WHAT THE TASK REQUIRES >> Examine each line of the data, and copy the ones containing "true".

** Opening RECORDED INFORMATION block **

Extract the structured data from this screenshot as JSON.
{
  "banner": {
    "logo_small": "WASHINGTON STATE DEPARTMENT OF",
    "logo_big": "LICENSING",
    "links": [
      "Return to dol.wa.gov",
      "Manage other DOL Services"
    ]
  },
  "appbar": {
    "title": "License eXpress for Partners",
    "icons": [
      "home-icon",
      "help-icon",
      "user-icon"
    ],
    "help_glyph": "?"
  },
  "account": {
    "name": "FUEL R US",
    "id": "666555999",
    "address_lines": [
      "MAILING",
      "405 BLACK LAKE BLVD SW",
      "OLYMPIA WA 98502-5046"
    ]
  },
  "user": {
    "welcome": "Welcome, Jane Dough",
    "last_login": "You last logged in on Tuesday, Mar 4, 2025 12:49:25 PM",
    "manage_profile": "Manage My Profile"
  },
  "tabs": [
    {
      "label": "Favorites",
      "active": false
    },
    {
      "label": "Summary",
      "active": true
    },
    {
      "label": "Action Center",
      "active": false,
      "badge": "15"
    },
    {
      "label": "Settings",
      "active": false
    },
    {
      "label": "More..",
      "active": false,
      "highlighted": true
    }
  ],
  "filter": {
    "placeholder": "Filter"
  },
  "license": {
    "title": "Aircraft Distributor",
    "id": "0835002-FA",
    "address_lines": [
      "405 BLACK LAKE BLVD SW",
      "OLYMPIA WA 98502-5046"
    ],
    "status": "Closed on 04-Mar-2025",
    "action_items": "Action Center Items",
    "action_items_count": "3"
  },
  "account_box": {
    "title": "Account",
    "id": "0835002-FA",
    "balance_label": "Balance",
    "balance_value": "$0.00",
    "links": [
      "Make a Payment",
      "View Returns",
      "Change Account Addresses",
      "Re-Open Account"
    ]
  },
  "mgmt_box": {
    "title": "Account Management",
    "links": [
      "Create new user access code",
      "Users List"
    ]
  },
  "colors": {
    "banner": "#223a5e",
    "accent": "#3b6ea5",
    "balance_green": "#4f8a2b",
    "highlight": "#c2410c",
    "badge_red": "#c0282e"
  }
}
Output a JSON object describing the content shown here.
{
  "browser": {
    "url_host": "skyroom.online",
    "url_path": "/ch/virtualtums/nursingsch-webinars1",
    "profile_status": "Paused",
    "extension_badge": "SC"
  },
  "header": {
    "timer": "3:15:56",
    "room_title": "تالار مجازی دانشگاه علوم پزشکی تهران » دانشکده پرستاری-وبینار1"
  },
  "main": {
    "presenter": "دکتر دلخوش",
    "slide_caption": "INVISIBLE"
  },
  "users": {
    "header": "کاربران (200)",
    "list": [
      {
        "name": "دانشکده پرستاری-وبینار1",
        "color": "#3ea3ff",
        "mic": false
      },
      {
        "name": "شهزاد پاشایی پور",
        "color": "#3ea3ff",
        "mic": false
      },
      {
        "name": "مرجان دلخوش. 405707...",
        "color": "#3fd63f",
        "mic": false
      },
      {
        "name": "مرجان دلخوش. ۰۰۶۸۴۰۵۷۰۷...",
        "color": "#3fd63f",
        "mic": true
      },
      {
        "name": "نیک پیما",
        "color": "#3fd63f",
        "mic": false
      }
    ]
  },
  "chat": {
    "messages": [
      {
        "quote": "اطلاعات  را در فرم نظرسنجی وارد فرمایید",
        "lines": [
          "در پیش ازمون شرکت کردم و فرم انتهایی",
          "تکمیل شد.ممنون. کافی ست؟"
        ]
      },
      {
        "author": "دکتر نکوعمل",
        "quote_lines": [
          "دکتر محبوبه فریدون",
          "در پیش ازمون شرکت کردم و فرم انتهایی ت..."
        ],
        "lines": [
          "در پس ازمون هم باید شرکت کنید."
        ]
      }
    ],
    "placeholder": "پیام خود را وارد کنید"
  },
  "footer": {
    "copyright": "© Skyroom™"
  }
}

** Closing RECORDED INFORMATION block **

YOUR RESPONSE >>
      "active": true
      "highlighted": true
        "mic": true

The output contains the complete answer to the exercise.